In a study led by Cheryl Kerfeld, a structural biologist who holds joint appointments with Berkeley Lab’s Physical Biosciences Division and Michigan State University, the research team found that in cyanobacteria the energy-quenching mechanism is triggered by an unprecedented, large-scale movement (relatively speaking) from one location to another of the carotenoid pigment within a critical light-sensitive protein called the Orange Carotenoid Protein (OCP). As a result of this translocation, the carotenoid changes its shape slightly and interacts with a different set of amino acid neighbors causing the protein to shift from an “orange” light-absorbing state to a “red” photoprotective state. This turns out to be an unanticipated molecular priming event in photoprotection.
“Prior to our work, the assumption was that carotenoids are static, held in place by the protein scaffold,” Kerfeld says. “Having shown that the translocation of carotenoid within the protein is a functional trigger for photoprotection, scientists will need to revisit other carotenoid-binding protein complexes to see if translocation could play a role in those as well. Understanding the dynamic function of carotenoids should be useful for the design of future artificial photosynthetic systems.”

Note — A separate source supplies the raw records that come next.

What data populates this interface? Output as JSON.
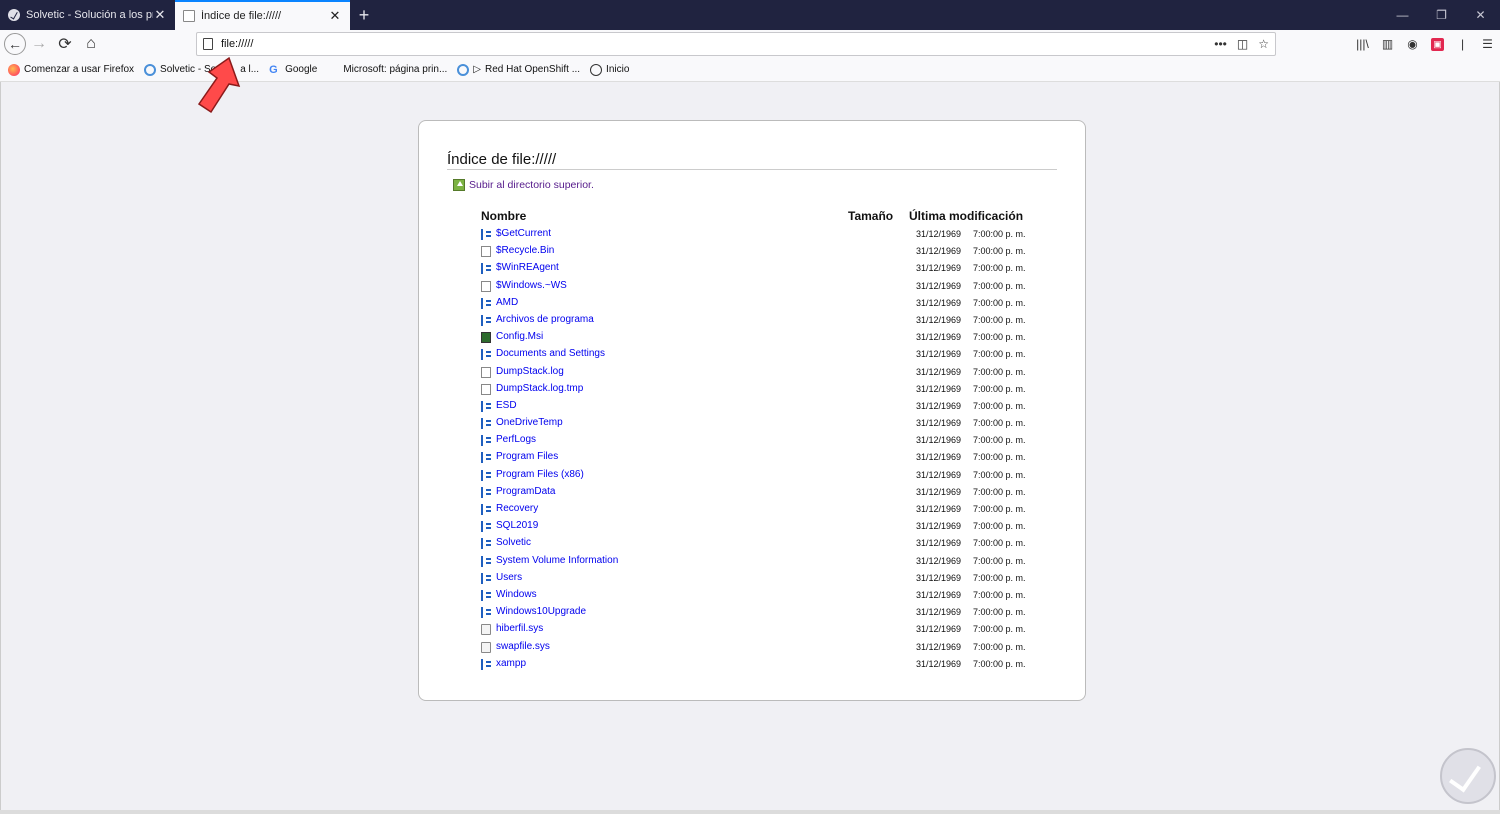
{
  "tabs": [
    {
      "title": "Solvetic - Solución a los proble",
      "active": false,
      "icon": "solvetic-icon"
    },
    {
      "title": "Índice de file://///",
      "active": true,
      "icon": "page-icon"
    }
  ],
  "window_controls": {
    "minimize": "—",
    "restore": "❐",
    "close": "✕"
  },
  "address": {
    "url": "file://///"
  },
  "bookmarks": [
    {
      "label": "Comenzar a usar Firefox",
      "icon": "firefox-icon"
    },
    {
      "label": "Solvetic - So",
      "icon": "search-icon"
    },
    {
      "label": "a l...",
      "icon": "none"
    },
    {
      "label": "Google",
      "icon": "google-icon"
    },
    {
      "label": "Microsoft: página prin...",
      "icon": "microsoft-icon"
    },
    {
      "label": "Red Hat OpenShift ...",
      "icon": "search-icon"
    },
    {
      "label": "Inicio",
      "icon": "globe-icon"
    }
  ],
  "listing": {
    "heading": "Índice de file://///",
    "up_link": "Subir al directorio superior.",
    "col_name": "Nombre",
    "col_size": "Tamaño",
    "col_modified": "Última modificación",
    "rows": [
      {
        "name": "$GetCurrent",
        "type": "dir",
        "date": "31/12/1969",
        "time": "7:00:00 p. m."
      },
      {
        "name": "$Recycle.Bin",
        "type": "file",
        "date": "31/12/1969",
        "time": "7:00:00 p. m."
      },
      {
        "name": "$WinREAgent",
        "type": "dir",
        "date": "31/12/1969",
        "time": "7:00:00 p. m."
      },
      {
        "name": "$Windows.~WS",
        "type": "file",
        "date": "31/12/1969",
        "time": "7:00:00 p. m."
      },
      {
        "name": "AMD",
        "type": "dir",
        "date": "31/12/1969",
        "time": "7:00:00 p. m."
      },
      {
        "name": "Archivos de programa",
        "type": "dir",
        "date": "31/12/1969",
        "time": "7:00:00 p. m."
      },
      {
        "name": "Config.Msi",
        "type": "cfg",
        "date": "31/12/1969",
        "time": "7:00:00 p. m."
      },
      {
        "name": "Documents and Settings",
        "type": "dir",
        "date": "31/12/1969",
        "time": "7:00:00 p. m."
      },
      {
        "name": "DumpStack.log",
        "type": "file",
        "date": "31/12/1969",
        "time": "7:00:00 p. m."
      },
      {
        "name": "DumpStack.log.tmp",
        "type": "file",
        "date": "31/12/1969",
        "time": "7:00:00 p. m."
      },
      {
        "name": "ESD",
        "type": "dir",
        "date": "31/12/1969",
        "time": "7:00:00 p. m."
      },
      {
        "name": "OneDriveTemp",
        "type": "dir",
        "date": "31/12/1969",
        "time": "7:00:00 p. m."
      },
      {
        "name": "PerfLogs",
        "type": "dir",
        "date": "31/12/1969",
        "time": "7:00:00 p. m."
      },
      {
        "name": "Program Files",
        "type": "dir",
        "date": "31/12/1969",
        "time": "7:00:00 p. m."
      },
      {
        "name": "Program Files (x86)",
        "type": "dir",
        "date": "31/12/1969",
        "time": "7:00:00 p. m."
      },
      {
        "name": "ProgramData",
        "type": "dir",
        "date": "31/12/1969",
        "time": "7:00:00 p. m."
      },
      {
        "name": "Recovery",
        "type": "dir",
        "date": "31/12/1969",
        "time": "7:00:00 p. m."
      },
      {
        "name": "SQL2019",
        "type": "dir",
        "date": "31/12/1969",
        "time": "7:00:00 p. m."
      },
      {
        "name": "Solvetic",
        "type": "dir",
        "date": "31/12/1969",
        "time": "7:00:00 p. m."
      },
      {
        "name": "System Volume Information",
        "type": "dir",
        "date": "31/12/1969",
        "time": "7:00:00 p. m."
      },
      {
        "name": "Users",
        "type": "dir",
        "date": "31/12/1969",
        "time": "7:00:00 p. m."
      },
      {
        "name": "Windows",
        "type": "dir",
        "date": "31/12/1969",
        "time": "7:00:00 p. m."
      },
      {
        "name": "Windows10Upgrade",
        "type": "dir",
        "date": "31/12/1969",
        "time": "7:00:00 p. m."
      },
      {
        "name": "hiberfil.sys",
        "type": "sys",
        "date": "31/12/1969",
        "time": "7:00:00 p. m."
      },
      {
        "name": "swapfile.sys",
        "type": "sys",
        "date": "31/12/1969",
        "time": "7:00:00 p. m."
      },
      {
        "name": "xampp",
        "type": "dir",
        "date": "31/12/1969",
        "time": "7:00:00 p. m."
      }
    ]
  },
  "colors": {
    "tabstrip": "#202340",
    "link": "#0000ee",
    "visited": "#551a8b",
    "arrow": "#ff4a4a"
  }
}
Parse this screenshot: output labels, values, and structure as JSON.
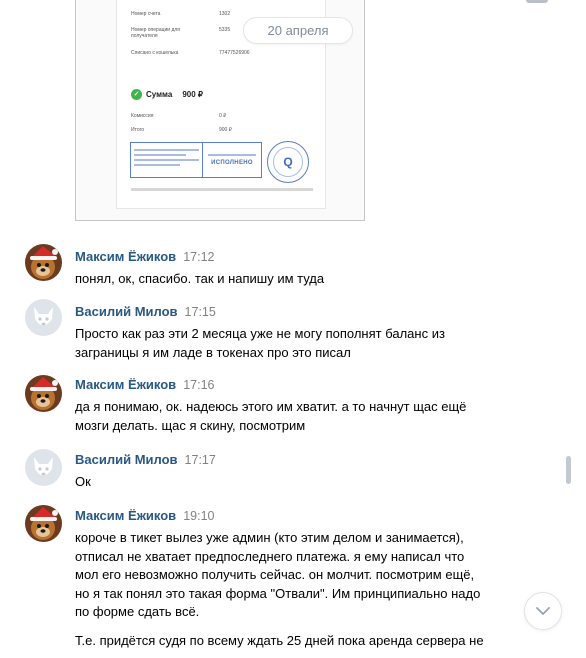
{
  "date_divider": "20 апреля",
  "receipt": {
    "rows": [
      {
        "label": "Номер счета",
        "value": "1302"
      },
      {
        "label": "Номер операции для получателя",
        "value": "5335"
      },
      {
        "label": "Списано с кошелька",
        "value": "77477526906"
      }
    ],
    "sum_label": "Сумма",
    "sum_value": "900 ₽",
    "fee_label": "Комиссия",
    "fee_value": "0 ₽",
    "total_label": "Итого",
    "total_value": "900 ₽",
    "stamp_text": "ИСПОЛНЕНО",
    "seal_text": "Q"
  },
  "messages": [
    {
      "author": "Максим Ёжиков",
      "time": "17:12",
      "avatar": "santa-dog-avatar",
      "lines": [
        "понял, ок, спасибо. так и напишу им туда"
      ]
    },
    {
      "author": "Василий Милов",
      "time": "17:15",
      "avatar": "default-dog-avatar",
      "lines": [
        "Просто как раз эти 2 месяца уже не могу пополнят баланс из",
        "заграницы я им ладе в токенах про это писал"
      ]
    },
    {
      "author": "Максим Ёжиков",
      "time": "17:16",
      "avatar": "santa-dog-avatar",
      "lines": [
        "да я понимаю, ок. надеюсь этого им хватит. а то начнут щас ещё",
        "мозги делать. щас я скину, посмотрим"
      ]
    },
    {
      "author": "Василий Милов",
      "time": "17:17",
      "avatar": "default-dog-avatar",
      "lines": [
        "Ок"
      ]
    },
    {
      "author": "Максим Ёжиков",
      "time": "19:10",
      "avatar": "santa-dog-avatar",
      "lines": [
        "короче в тикет вылез уже админ (кто этим делом и занимается),",
        "отписал не хватает предпоследнего платежа. я ему написал что",
        "мол его невозможно получить сейчас. он молчит. посмотрим ещё,",
        "но я так понял это такая форма \"Отвали\". Им принципиально надо",
        "по форме сдать всё.",
        "",
        "Т.е. придётся судя по всему ждать 25 дней пока аренда сервера не"
      ]
    }
  ],
  "colors": {
    "author": "#2a5885",
    "time": "#828282",
    "accent": "#5181b8"
  }
}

"This new species has a growth form and gene sequence so unusual that it does not fit into any of the existing families," said Susan Wilde, the Warnell professor who has been leading the research. "The naming convention for cyanobacteria is to use Greek for the genus—Aetokthonos translates to ‘eagle-killer.' The species name is always Latin, and hydrillicola means ‘lives on hydrilla.'"
Beginning in the mid-1990s, American bald eagles started to die off in noticeable numbers from a neurological disease called avian vacuolar myelinopathy. AVM was first found in Arkansas in 1994, but over the past two decades, 160 eagles are known to have died across the Southeast from the disease, including 80 from one Georgia impoundment on the Savannah River, the J. Strom Thurmond Reservoir.
For the first time in history, researchers were able to observe a chemical bond being born.
Using an X-ray laser at the Department of Energy's SLAC National Accelerator Laboratory, scientists caught their first glimpse of the transition state in which two atoms begin to form a weak bond in the first steps of transforming into a molecule.